I wish I knew when Nepal will be able to reopen safely—but I do know that this intervention will keep families strong and healthy, so when the pandemic is over, they can reenter the recovering economy from a place of strength and resilience. That knowledge is comforting in this time of so much turmoil.
In the meantime, Radhika’s #LoveWorks, one packet of Lito at a time. She and I have seen the incredible difference this mindfully produced “super flour” makes in the lives of parents working towards better health for their children, and we know what each packet can accomplish in each household. Radhika and her team are doing important work with each batch of Lito produced.
But she needs your help to keep the work going. Each thoughtful gift of $6 protects an entire family’s nutritional health for one week; $24 accomplishes the same thing for a month. Imagine how much a healthy community of one hundred families can accomplish together. Please help us put the NYF Family’s tradition of love to work today by making your thoughtful online donation here.
Som Paneru, President
Credit card donations via our website are still being processed without delay, as are direct bank transfers (EFTs). If you mail a check to our office (3030 Bridgeway, #325, Sausalito, CA 94965), please know that we continue to check the mail twice per week, so there will be a delay in our thank you letter being mailed to you.
If you need to reach us, please email NYF. Please feel free to give us a call and leave a message, as staff will be periodically be calling in to check voicemail.
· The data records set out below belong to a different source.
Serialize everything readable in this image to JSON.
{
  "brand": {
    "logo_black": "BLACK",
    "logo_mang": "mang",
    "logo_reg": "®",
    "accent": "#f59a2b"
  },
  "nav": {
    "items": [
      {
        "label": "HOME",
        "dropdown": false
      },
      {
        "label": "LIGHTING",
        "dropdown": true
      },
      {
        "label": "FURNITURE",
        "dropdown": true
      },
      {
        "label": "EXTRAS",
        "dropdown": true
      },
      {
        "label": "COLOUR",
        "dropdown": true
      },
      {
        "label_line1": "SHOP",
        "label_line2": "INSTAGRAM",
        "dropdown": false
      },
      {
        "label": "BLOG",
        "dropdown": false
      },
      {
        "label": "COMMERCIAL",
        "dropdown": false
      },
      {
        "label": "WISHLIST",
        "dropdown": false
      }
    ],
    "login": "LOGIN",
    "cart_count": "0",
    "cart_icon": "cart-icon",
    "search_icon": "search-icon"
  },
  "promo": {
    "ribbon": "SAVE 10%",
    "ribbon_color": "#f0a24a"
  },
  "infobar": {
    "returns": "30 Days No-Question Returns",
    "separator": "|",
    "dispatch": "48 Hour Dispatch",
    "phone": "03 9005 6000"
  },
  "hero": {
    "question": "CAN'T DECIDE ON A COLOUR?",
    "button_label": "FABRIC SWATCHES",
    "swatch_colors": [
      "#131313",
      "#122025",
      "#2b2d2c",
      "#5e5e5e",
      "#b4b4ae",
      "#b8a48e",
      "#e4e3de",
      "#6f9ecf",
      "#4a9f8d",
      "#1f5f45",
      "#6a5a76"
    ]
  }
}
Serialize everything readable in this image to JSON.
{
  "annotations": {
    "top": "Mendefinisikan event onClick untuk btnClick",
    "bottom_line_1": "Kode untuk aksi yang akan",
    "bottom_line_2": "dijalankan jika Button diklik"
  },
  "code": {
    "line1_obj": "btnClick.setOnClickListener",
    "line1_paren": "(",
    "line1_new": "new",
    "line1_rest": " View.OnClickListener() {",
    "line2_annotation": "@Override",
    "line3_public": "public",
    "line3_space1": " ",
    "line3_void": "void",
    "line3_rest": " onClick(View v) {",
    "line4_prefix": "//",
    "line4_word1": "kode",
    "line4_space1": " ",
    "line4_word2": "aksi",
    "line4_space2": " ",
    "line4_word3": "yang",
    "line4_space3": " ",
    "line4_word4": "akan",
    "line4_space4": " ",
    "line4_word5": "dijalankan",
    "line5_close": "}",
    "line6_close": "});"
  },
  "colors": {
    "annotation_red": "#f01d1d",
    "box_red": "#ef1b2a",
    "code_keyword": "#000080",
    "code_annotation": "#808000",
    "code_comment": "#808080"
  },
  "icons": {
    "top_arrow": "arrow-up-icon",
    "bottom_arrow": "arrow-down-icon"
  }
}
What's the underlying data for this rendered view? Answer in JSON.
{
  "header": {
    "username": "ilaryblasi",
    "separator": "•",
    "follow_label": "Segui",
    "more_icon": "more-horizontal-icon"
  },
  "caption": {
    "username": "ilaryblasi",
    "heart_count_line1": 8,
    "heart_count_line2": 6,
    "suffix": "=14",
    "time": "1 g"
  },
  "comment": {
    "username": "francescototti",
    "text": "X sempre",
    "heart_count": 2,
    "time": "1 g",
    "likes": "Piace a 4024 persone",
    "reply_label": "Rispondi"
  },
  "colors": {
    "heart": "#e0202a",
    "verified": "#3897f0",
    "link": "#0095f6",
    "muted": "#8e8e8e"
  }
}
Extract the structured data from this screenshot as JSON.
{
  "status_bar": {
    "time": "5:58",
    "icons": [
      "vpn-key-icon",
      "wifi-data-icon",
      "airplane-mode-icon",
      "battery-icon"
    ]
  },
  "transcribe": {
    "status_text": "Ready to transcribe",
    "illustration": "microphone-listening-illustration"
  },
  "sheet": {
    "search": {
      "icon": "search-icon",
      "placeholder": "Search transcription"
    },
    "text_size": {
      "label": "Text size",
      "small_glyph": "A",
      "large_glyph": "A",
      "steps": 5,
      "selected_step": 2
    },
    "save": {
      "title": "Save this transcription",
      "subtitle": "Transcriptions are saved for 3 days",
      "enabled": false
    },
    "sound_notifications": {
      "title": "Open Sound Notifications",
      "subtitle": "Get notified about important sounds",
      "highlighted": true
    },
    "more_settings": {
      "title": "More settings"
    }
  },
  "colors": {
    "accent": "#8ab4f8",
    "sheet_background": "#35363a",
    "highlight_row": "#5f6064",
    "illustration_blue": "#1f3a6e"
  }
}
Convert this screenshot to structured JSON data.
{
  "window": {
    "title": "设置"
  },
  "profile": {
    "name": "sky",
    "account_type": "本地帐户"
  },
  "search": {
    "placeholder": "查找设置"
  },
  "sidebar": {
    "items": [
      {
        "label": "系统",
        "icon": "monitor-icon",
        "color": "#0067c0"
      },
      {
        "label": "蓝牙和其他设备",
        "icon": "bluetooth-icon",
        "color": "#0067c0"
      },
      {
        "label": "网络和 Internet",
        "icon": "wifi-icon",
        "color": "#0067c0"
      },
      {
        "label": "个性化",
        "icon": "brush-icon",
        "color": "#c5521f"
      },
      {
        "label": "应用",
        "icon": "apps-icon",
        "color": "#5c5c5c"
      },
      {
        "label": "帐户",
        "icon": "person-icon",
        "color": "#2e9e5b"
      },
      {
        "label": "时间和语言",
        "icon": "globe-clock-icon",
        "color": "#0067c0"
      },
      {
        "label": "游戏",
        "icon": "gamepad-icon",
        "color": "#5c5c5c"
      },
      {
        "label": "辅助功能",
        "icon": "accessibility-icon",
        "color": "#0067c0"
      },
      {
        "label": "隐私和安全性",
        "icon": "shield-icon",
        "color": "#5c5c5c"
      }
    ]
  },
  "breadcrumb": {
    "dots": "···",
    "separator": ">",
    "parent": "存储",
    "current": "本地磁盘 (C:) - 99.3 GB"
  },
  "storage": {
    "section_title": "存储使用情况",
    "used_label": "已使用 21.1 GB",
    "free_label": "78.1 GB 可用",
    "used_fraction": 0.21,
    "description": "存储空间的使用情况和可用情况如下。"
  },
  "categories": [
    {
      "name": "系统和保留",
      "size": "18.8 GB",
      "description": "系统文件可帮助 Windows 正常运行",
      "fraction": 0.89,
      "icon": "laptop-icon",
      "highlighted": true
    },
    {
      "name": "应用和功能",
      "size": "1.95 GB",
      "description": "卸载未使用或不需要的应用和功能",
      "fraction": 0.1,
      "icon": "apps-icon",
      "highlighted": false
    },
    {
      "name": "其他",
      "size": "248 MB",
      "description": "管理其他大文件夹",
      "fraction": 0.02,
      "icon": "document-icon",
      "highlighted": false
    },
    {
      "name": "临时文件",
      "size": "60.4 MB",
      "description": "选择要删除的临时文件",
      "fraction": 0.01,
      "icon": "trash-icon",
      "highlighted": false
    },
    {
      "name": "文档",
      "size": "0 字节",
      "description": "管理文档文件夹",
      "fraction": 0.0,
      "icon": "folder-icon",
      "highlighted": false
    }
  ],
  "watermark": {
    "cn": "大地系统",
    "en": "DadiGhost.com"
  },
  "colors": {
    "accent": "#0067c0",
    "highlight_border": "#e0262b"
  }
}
Learn more about how Nepal Youth Foundation makes real change possible in Nepal on our Programs page. Read our latest newsletters or be the change and donate to NYF today.